AYER: Yeah, exactly. It’s sort of the American knocked out version of World War II is like: Japanese bomb Pearl Harbor, we saved Private Ryan and a sailor kissed a nurse in Times Square. It was a brutal slog, especially at the end of the war. The movie takes place four weeks before the war ends. You’re fighting a fanatical enemy. I drew a lot of parallels between the fanaticism of Nazi Germany and the fanaticism of Al-Queda or something like that. They’re just as committed and you had the equivalent of suicide bombers. They were hanging children. They were grabbing kids — thirteen year old kids — and putting uniforms on them. They were giving them weapons and sending them after tanks. If they didn’t do it, they’d hang them. There’s something about the fanaticism and the brutality of fighting an enemy like that. For a lot of World War II veterans, it’s actually the most disturbing and difficult part of the war for them. Going into Germany and seeing these things happen. No one has really told that story.
There were talks about how reshoots are planned for next month. What’s the story with those?
AYER: Yeah, it’s additional photography. I’m just banging away some more action stuff. Let’s put it this way. Sony loved the movie and they’re like, “What do you want?” I said, “More action!” They were like, “Here you go!” So I’m going to go blow some stuff up!” (laughs)

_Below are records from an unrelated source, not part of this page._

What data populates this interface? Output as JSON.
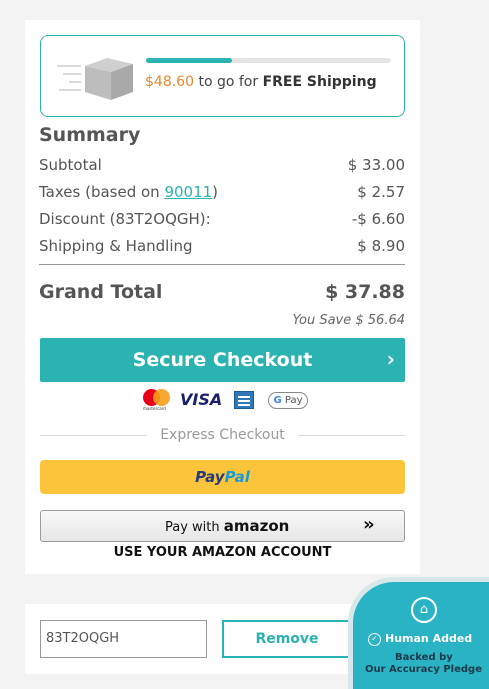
{
  "shipping": {
    "amount": "$48.60",
    "text": " to go for ",
    "free_label": "FREE Shipping",
    "progress_fraction": 0.35,
    "icon": "box-icon"
  },
  "summary": {
    "title": "Summary",
    "subtotal_label": "Subtotal",
    "subtotal_value": "$ 33.00",
    "taxes_prefix": "Taxes (based on ",
    "taxes_zip": "90011",
    "taxes_suffix": ")",
    "taxes_value": "$ 2.57",
    "discount_label": "Discount (83T2OQGH):",
    "discount_value": "-$ 6.60",
    "shipping_label": "Shipping & Handling",
    "shipping_value": "$ 8.90",
    "grand_label": "Grand Total",
    "grand_value": "$ 37.88",
    "you_save": "You Save $ 56.64"
  },
  "checkout": {
    "label": "Secure Checkout",
    "chevron": "›"
  },
  "payments": {
    "mastercard_text": "mastercard",
    "visa": "VISA",
    "gpay_g": "G",
    "gpay_text": " Pay",
    "icons": [
      "mastercard-icon",
      "visa-icon",
      "amex-icon",
      "google-pay-icon"
    ]
  },
  "express": {
    "label": "Express Checkout"
  },
  "paypal": {
    "pay": "Pay",
    "pal": "Pal"
  },
  "amazon": {
    "prefix": "Pay with ",
    "brand": "amazon",
    "arrow": "»",
    "sub": "USE YOUR AMAZON ACCOUNT"
  },
  "promo": {
    "code": "83T2OQGH",
    "remove_label": "Remove"
  },
  "badge": {
    "line1": "Human Added",
    "line2": "Backed by",
    "line3": "Our Accuracy Pledge",
    "icon": "home-icon"
  },
  "colors": {
    "accent": "#2ab3b0",
    "orange": "#e8872b",
    "paypal_yellow": "#fcc43a",
    "badge": "#2ab3c4"
  }
}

You have a release date of November 14, just at the start of Award season. Have you thought about premiering it at a festival like Telluride?
AYER: I don’t know. If it’s happening, I’m not the guy to know. Right now, I’ve got my nose the grindstone and I kind of just lock myself in a dark room and work on the movie. I let the world do what the world does.
AYER: It’s funny. Yeah, I definitely used those things to inspire the look of the film and I went to great pains to take a look at the actual photographs of the time and not remake someone else’s movie and not base my look off someone else’s World War II movie look. Experimentally, people didn’t live it in black and white. When we do look at color material from the war, it’s really emotional. It’s really impactful. The look I’m going for in the film isn’t that washed-out “look, it’s the past” look. When you talk to people who have been in combat, there’s a sensory overload that happens. The color becomes vivid. Sounds become more pronounced. People talk about how, for them, the war was technicolor and real life was black and white after the war. That’s a little bit of what I want to capture.
Are you still attached to the remake of Commando?
AYER: I’m not involved with that anymore.
Could you talk about working with Shia?
AYER: I love the guy. I think he’s freaking fantastic. What he did was become, a little bit, my BS detector. I’d be like, “Go do this” and he’d say, “No man, I’m not doing that.” (laughs) “Why not?” “Well, I don’t know. I don’t know if this is real or not.” And I’d go, “Whoa. You’re right. Lemme rethink that.” He came at things from such an emotionally deep and honest place that he actually became a great barometer for digging in and finding out a little bit more truth about these characters. It’s that thing of him being a real, living, breathing person, who’s really cool. Then there’s this public perception of who he is. He’s a child actor trying to get out of that mold. He’s trying to basically destroy his own history so he can be rediscovered for who and what he is, which is a brilliant actor. I think people are going to be shocked by what he brings to the table.
When we look at your filmography, it’s all very “tough” films. Do you have, say, a romantic comedy side that we haven’t seen, or is that just not in you?
AYER: I think it’s in me. I think a good director can embrace any genre and it’s the kind of thing where you always want to do something different. You always want to challenge yourself. For me, everything’s on the table.
For more from my Fury set visit:
- 30 Things to Know About David Ayer’s FURY From our Set Visit, Plus New Images
- Producer John Lesher Talks FURY, Putting Together the Cast, Shooting on Film, Crafting a WWII Movie That No One’s Seen Before, and More